**Materials provided:**
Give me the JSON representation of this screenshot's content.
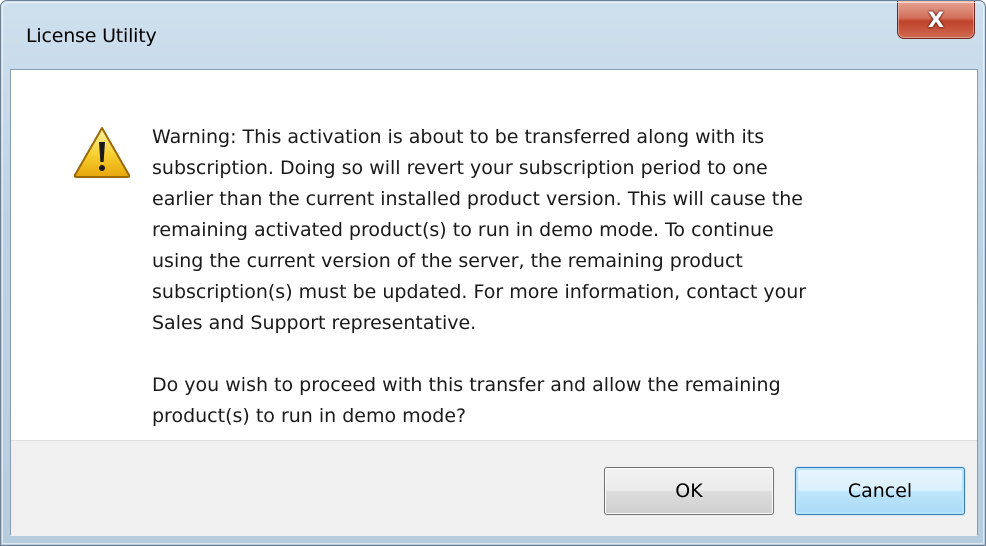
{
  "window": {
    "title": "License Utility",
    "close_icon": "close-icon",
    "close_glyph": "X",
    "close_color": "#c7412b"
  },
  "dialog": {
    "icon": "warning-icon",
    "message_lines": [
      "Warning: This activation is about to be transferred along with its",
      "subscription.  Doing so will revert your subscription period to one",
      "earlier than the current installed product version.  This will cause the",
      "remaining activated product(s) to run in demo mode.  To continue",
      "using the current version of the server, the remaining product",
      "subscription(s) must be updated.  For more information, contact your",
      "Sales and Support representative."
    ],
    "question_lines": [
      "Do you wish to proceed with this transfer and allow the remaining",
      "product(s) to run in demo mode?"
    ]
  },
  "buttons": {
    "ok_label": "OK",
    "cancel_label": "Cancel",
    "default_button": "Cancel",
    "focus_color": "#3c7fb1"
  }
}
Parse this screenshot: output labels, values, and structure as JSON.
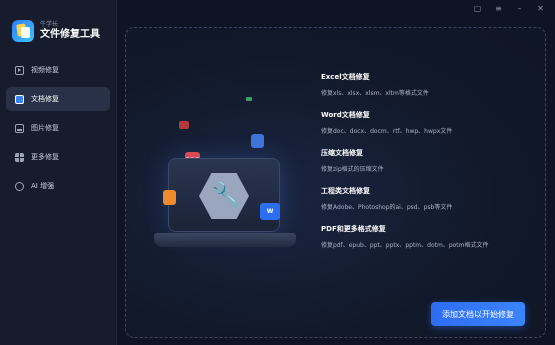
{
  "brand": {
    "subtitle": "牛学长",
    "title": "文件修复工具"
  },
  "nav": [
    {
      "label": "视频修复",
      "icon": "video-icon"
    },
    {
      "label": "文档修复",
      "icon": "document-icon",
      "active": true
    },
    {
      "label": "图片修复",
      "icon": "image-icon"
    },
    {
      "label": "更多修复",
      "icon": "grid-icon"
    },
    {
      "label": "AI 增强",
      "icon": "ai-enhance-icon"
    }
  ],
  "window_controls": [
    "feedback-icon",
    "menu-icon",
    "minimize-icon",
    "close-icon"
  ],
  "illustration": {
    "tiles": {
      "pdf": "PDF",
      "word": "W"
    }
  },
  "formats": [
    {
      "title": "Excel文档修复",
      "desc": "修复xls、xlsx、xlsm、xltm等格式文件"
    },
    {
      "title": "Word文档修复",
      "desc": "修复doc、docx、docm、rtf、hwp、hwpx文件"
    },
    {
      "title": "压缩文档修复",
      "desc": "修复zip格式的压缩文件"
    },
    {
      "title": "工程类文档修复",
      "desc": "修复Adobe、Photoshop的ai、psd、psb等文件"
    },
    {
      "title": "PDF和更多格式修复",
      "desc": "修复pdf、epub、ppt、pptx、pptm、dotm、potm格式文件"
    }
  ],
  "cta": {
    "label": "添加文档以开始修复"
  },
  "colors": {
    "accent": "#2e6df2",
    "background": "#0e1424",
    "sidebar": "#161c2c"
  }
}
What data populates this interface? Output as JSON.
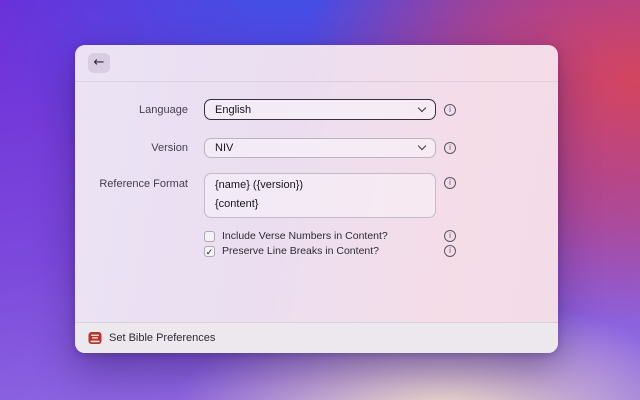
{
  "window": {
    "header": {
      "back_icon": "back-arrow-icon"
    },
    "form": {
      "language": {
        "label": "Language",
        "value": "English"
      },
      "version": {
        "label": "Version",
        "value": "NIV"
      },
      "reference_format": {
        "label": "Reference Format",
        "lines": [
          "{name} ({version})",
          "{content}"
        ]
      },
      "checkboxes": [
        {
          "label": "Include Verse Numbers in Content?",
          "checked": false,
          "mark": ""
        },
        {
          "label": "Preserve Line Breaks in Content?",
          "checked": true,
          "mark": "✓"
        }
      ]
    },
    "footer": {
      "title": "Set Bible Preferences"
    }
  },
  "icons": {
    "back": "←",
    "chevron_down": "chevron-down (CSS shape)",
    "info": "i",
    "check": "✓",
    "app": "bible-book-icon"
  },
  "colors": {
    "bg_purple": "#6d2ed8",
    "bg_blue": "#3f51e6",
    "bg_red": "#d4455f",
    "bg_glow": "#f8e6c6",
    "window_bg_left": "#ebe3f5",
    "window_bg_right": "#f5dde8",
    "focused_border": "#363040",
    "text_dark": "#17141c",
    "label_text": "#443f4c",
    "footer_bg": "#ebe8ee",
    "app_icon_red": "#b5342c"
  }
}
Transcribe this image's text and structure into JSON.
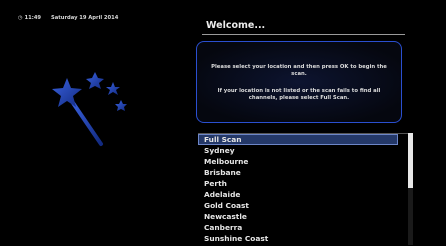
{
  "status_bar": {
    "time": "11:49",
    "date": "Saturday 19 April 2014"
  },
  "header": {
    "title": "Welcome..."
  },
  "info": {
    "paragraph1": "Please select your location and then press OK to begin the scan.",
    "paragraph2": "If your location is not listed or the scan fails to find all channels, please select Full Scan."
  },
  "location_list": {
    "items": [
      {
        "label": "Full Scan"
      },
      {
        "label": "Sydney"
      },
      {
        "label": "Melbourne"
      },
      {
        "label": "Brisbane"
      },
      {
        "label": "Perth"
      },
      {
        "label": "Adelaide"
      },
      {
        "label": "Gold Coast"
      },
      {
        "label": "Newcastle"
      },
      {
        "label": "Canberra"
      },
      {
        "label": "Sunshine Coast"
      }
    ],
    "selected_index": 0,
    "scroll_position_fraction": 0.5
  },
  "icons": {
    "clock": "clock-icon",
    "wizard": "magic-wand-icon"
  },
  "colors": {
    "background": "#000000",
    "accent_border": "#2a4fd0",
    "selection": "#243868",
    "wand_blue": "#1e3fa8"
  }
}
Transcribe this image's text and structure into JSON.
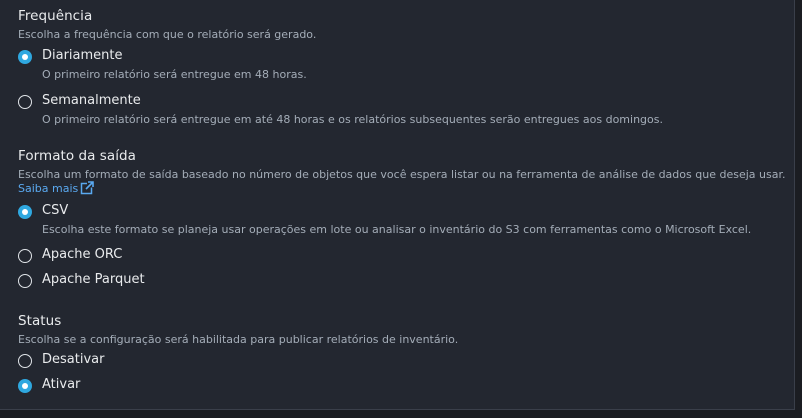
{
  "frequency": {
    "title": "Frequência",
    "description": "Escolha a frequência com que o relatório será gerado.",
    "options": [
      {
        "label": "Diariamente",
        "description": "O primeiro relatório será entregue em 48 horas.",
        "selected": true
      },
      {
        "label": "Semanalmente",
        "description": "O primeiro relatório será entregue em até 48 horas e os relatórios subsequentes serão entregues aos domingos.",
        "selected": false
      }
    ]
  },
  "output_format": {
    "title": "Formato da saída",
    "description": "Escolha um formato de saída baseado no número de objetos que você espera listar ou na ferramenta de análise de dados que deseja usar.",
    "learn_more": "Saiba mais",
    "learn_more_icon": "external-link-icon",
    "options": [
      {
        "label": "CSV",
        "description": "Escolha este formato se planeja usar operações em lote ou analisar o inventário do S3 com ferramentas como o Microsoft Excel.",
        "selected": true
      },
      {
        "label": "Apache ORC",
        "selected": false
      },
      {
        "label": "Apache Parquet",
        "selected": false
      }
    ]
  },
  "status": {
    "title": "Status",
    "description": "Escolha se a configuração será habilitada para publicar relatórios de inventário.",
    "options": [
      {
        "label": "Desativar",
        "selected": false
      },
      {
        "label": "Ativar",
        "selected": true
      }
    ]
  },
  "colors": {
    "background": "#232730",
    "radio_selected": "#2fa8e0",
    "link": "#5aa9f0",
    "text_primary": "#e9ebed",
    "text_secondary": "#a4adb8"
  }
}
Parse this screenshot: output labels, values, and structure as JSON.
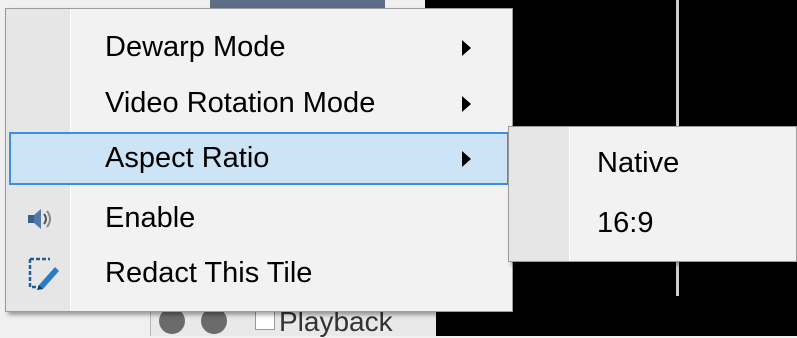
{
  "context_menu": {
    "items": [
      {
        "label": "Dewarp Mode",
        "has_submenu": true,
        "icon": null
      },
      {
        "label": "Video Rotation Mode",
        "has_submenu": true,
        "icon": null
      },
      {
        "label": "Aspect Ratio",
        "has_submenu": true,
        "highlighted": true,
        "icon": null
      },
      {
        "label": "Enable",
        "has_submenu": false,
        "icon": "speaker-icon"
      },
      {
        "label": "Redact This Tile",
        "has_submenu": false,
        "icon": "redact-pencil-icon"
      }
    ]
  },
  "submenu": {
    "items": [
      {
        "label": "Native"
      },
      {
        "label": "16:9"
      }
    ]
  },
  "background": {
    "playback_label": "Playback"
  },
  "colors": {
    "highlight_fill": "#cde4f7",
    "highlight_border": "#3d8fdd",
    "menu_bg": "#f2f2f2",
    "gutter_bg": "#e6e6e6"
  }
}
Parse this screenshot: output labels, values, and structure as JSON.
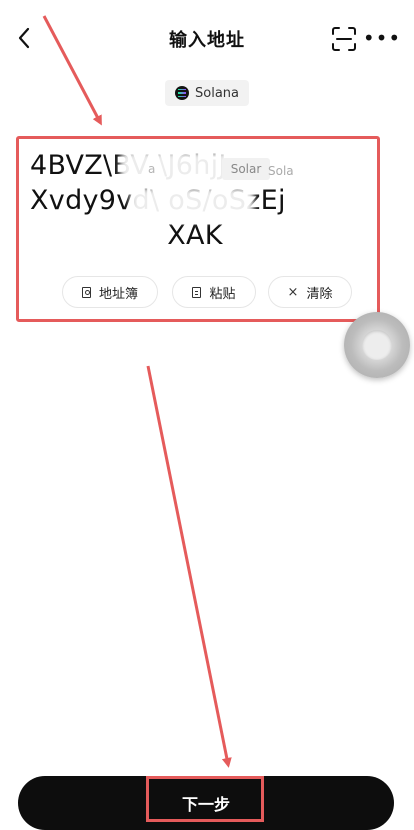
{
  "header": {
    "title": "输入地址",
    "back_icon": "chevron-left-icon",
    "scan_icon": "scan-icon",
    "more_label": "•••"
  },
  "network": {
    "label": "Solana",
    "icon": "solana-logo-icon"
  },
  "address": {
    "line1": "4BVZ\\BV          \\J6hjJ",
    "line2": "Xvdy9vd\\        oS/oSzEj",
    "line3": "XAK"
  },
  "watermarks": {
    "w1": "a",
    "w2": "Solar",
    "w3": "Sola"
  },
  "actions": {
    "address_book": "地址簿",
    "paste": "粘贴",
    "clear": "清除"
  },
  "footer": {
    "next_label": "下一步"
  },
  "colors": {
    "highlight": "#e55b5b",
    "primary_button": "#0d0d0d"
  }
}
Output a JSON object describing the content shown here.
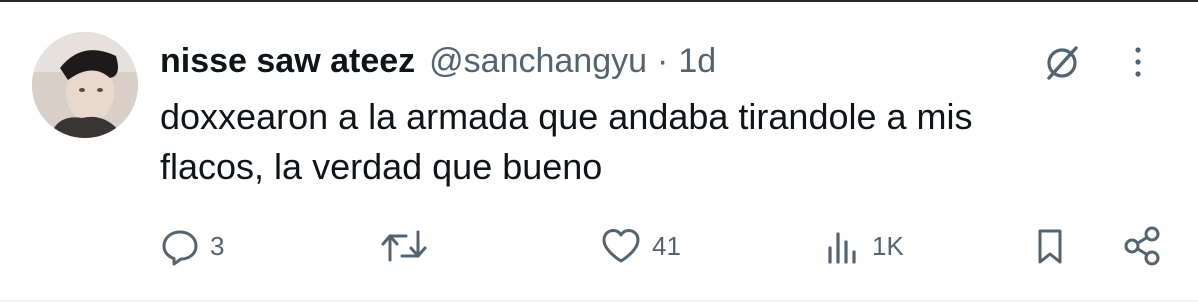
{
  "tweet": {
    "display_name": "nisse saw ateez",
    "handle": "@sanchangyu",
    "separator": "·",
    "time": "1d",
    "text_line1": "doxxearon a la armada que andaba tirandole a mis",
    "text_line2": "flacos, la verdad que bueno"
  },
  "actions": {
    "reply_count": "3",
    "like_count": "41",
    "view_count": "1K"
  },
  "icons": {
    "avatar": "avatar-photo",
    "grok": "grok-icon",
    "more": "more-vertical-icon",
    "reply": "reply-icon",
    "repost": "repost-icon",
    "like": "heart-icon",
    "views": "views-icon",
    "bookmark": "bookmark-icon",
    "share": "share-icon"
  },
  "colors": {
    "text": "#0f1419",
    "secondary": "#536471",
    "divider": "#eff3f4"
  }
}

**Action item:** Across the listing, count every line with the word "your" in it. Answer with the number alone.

**Response:** 4